Extra Credit 4: Virtual Private Network (VPN)

VPNs are becoming more and more common as people want to increase their privacy and security while roaming around on public networks. Large enterprises have been using VPNs to add another layer of protection to their internal network resources like file servers and enterprise applications.


As IoT devices become more common, controlling them from mobile devices like tablets and cellphones is becoming a necessity. A downside to this is allowing these devices to be accessed through public networks. It’s devices like baby cams and routers that were compromised and caused the massive internet disruption in May 2016, for example.

There is even a website called Shodan that is a search engine for Internet-connected devices! A firewall and VPN can ensure home and office devices do not show up on lists like these.

What a VPN does is securely connect a remote device over the internet to the local network, as if the device was at home or in the office.  This way, sensitive or valuable resources like baby cams, lighting, thermostats, and more can be more securely controlled. They are not exposed to the hackers and malware attacking IoT devices today, turning them into listening posts, spycams, or even zombies in a botnet army attacking the internet.
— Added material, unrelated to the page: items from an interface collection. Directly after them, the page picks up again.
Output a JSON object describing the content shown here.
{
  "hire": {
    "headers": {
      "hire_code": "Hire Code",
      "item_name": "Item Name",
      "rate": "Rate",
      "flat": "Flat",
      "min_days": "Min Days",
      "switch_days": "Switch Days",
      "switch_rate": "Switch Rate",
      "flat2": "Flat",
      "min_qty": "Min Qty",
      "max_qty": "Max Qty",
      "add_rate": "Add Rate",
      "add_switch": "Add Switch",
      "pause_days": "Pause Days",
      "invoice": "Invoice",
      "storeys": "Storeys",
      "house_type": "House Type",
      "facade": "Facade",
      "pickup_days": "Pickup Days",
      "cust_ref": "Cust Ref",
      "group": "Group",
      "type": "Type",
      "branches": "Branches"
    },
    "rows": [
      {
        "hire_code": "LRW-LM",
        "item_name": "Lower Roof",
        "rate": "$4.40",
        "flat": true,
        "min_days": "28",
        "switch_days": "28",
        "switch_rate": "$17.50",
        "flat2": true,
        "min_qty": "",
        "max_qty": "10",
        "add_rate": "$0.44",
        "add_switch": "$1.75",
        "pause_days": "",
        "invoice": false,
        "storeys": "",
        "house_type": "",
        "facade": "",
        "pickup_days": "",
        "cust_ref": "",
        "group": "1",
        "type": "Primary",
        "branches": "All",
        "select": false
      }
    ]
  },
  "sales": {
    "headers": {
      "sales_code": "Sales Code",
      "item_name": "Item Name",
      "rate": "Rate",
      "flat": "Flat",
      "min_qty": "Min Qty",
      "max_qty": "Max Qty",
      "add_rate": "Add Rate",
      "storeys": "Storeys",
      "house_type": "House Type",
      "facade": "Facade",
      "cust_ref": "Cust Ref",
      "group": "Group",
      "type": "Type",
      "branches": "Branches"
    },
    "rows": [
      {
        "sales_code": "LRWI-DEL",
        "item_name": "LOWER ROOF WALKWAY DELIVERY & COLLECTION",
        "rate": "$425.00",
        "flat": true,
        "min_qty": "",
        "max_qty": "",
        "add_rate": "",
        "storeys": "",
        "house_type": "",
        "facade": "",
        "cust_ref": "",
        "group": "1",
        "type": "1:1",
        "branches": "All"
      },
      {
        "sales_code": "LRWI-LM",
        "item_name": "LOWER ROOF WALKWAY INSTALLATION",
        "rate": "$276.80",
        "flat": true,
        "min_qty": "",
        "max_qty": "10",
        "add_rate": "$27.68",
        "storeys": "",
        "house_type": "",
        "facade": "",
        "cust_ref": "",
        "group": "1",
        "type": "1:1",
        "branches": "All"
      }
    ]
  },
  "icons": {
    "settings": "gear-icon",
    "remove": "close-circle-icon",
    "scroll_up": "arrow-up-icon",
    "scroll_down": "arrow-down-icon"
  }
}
Setup of a VPN can be complicated (the topic for another article), but can be well worth the effort when it comes to securely accessing home or office networks remotely.